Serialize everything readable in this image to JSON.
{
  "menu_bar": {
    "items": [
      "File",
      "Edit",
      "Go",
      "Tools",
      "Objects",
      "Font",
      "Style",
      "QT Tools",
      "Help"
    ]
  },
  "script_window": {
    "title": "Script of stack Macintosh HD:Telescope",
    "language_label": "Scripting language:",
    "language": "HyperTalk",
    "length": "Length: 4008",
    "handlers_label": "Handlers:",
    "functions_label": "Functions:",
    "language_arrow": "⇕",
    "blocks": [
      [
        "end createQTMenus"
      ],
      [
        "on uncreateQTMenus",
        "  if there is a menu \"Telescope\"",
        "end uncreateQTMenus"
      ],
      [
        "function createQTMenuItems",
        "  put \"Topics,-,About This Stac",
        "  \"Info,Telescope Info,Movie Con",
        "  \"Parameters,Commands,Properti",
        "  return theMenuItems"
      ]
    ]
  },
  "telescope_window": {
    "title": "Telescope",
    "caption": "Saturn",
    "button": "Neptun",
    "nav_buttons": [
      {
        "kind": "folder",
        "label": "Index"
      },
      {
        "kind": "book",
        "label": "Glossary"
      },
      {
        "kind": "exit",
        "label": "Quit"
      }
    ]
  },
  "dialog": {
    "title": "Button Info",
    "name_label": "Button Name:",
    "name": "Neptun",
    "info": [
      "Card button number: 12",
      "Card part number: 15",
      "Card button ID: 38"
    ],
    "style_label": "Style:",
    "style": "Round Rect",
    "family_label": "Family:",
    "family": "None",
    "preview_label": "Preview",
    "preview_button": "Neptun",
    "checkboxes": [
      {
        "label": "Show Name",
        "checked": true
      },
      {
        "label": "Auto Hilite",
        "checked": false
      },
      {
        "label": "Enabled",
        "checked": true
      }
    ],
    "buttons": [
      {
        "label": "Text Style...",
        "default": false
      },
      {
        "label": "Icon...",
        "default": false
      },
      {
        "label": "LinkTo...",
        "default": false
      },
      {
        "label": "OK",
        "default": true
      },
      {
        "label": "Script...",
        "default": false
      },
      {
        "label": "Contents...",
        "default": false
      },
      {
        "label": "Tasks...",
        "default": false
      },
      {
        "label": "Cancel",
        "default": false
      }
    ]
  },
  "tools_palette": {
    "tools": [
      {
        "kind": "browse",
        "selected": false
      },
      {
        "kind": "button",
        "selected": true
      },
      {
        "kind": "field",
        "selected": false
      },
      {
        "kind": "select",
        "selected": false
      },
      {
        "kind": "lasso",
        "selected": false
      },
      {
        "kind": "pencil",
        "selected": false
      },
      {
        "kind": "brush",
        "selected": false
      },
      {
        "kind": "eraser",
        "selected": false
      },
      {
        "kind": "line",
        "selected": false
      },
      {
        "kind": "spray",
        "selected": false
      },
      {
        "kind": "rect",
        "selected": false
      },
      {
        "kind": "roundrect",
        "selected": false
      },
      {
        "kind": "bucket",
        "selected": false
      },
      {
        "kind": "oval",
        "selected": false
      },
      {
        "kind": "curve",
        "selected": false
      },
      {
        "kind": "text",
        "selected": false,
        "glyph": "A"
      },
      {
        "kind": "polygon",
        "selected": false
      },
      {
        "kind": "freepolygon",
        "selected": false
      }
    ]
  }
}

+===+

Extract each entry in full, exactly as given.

Serialize everything readable in this image to JSON.
{
  "menu_bar": {
    "items": [
      "File",
      "Edit",
      "Go",
      "Tools",
      "Objects",
      "Font",
      "Style",
      "QT Tools",
      "Help"
    ]
  },
  "script_window": {
    "title": "Script of stack Macintosh HD:Telescope",
    "language_label": "Scripting language:",
    "language": "HyperTalk",
    "length": "Length: 4008",
    "handlers_label": "Handlers:",
    "functions_label": "Functions:",
    "language_arrow": "⇕",
    "blocks": [
      [
        "end createQTMenus"
      ],
      [
        "on uncreateQTMenus",
        "  if there is a menu \"Telescope\"",
        "end uncreateQTMenus"
      ],
      [
        "function createQTMenuItems",
        "  put \"Topics,-,About This Stac",
        "  \"Info,Telescope Info,Movie Con",
        "  \"Parameters,Commands,Properti",
        "  return theMenuItems"
      ]
    ]
  },
  "telescope_window": {
    "title": "Telescope",
    "caption": "Saturn",
    "button": "Neptun",
    "nav_buttons": [
      {
        "kind": "folder",
        "label": "Index"
      },
      {
        "kind": "book",
        "label": "Glossary"
      },
      {
        "kind": "exit",
        "label": "Quit"
      }
    ]
  },
  "dialog": {
    "title": "Button Info",
    "name_label": "Button Name:",
    "name": "Neptun",
    "info": [
      "Card button number: 12",
      "Card part number: 15",
      "Card button ID: 38"
    ],
    "style_label": "Style:",
    "style": "Round Rect",
    "family_label": "Family:",
    "family": "None",
    "preview_label": "Preview",
    "preview_button": "Neptun",
    "checkboxes": [
      {
        "label": "Show Name",
        "checked": true
      },
      {
        "label": "Auto Hilite",
        "checked": false
      },
      {
        "label": "Enabled",
        "checked": true
      }
    ],
    "buttons": [
      {
        "label": "Text Style...",
        "default": false
      },
      {
        "label": "Icon...",
        "default": false
      },
      {
        "label": "LinkTo...",
        "default": false
      },
      {
        "label": "OK",
        "default": true
      },
      {
        "label": "Script...",
        "default": false
      },
      {
        "label": "Contents...",
        "default": false
      },
      {
        "label": "Tasks...",
        "default": false
      },
      {
        "label": "Cancel",
        "default": false
      }
    ]
  },
  "tools_palette": {
    "tools": [
      {
        "kind": "browse",
        "selected": false
      },
      {
        "kind": "button",
        "selected": true
      },
      {
        "kind": "field",
        "selected": false
      },
      {
        "kind": "select",
        "selected": false
      },
      {
        "kind": "lasso",
        "selected": false
      },
      {
        "kind": "pencil",
        "selected": false
      },
      {
        "kind": "brush",
        "selected": false
      },
      {
        "kind": "eraser",
        "selected": false
      },
      {
        "kind": "line",
        "selected": false
      },
      {
        "kind": "spray",
        "selected": false
      },
      {
        "kind": "rect",
        "selected": false
      },
      {
        "kind": "roundrect",
        "selected": false
      },
      {
        "kind": "bucket",
        "selected": false
      },
      {
        "kind": "oval",
        "selected": false
      },
      {
        "kind": "curve",
        "selected": false
      },
      {
        "kind": "text",
        "selected": false,
        "glyph": "A"
      },
      {
        "kind": "polygon",
        "selected": false
      },
      {
        "kind": "freepolygon",
        "selected": false
      }
    ]
  }
}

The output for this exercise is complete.